Another way to decrease the amount of capital employed is by increasing accounts payable. Accounts payable is part of current liabilities, which is deducted from the total assets in the capital employed formula (total assets -/- current liabilities). Increasing accounts payable can be achieved by extending supplier payment terms, for example from 30 to 45 days. But how much further can you go in negotiating payment term extensions? What if you want to extend supplier payment terms to 60 or 90 days? Depending on the suppliers’ cost of capital, this can put a high pressure on their margins.
What part does Supply Chain Finance play in this equation?
Supply Chain Finance is a financial arrangement focused on creating a win-win solution for both the buyer and its suppliers. Therefore, it acts as a catalyst in the payment term negotiations between these parties. Suppliers get access to early payments against favorable rates, which often is lower than their own cost of borrowing. The early payment can be funded either by the buyer (self-funding) in which case it is called Dynamic Discounting or by a financial institution (bank or investment fund) in which case it is called Reverse Factoring. The early payment towards suppliers enables the buyer to gain working capital and/or profitability improvement without putting pressure on suppliers’ margins.
Supply Chain Finance can have a substantial impact on a company’s ROCE figure. However, this depends on several factors, such as the buyer’s ambition for the program and success of the implementation. How far can you, as a buyer, go in negotiating payment term extensions or price reductions, so that it still results in a cost-positive situation for your suppliers? How many suppliers do you want to include in the program and how do you categorize and prioritize them? Is the implementation project run by a cross-functional team with C-level commitment and a sufficient amount of resource commitment?
Careful planning and finding the right answers to these questions is the key to reach your ROCE targets.
OpusCapita has the tools and expertise to successfully implement programs , maximize the results by onboarding also the long tail of suppliers, which amounts to a substantial impact on your company’s ROCE figure.
Jos Groen works as a Financial Analyst at OpusCapita. He has developed the SCF Readiness Quickscan and won the 3rd prize in the 2016 SCF Community Global Thesis Awards.
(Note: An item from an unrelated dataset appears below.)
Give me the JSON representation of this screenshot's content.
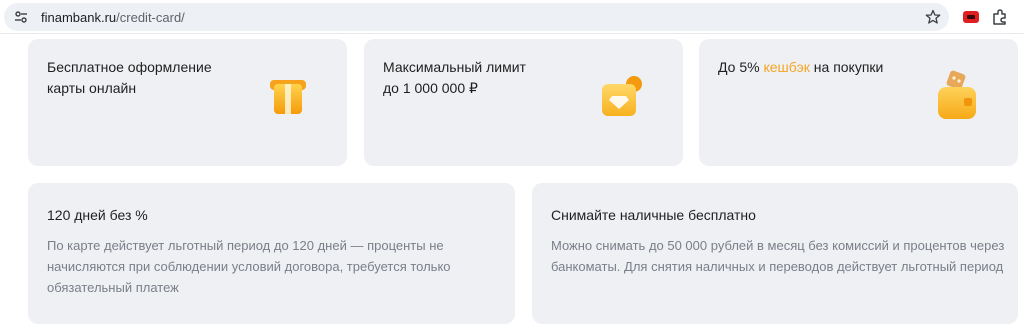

In his current role he helps companies to improve their working capital efficiency and to maximize SCF program results.
>> Read the blog “Supply Chain Finance: Ready to get into the driver’s seat?”
>> Watch the webinar recording “How to release working capital and tackle payment term extension challenges with supply chain finance”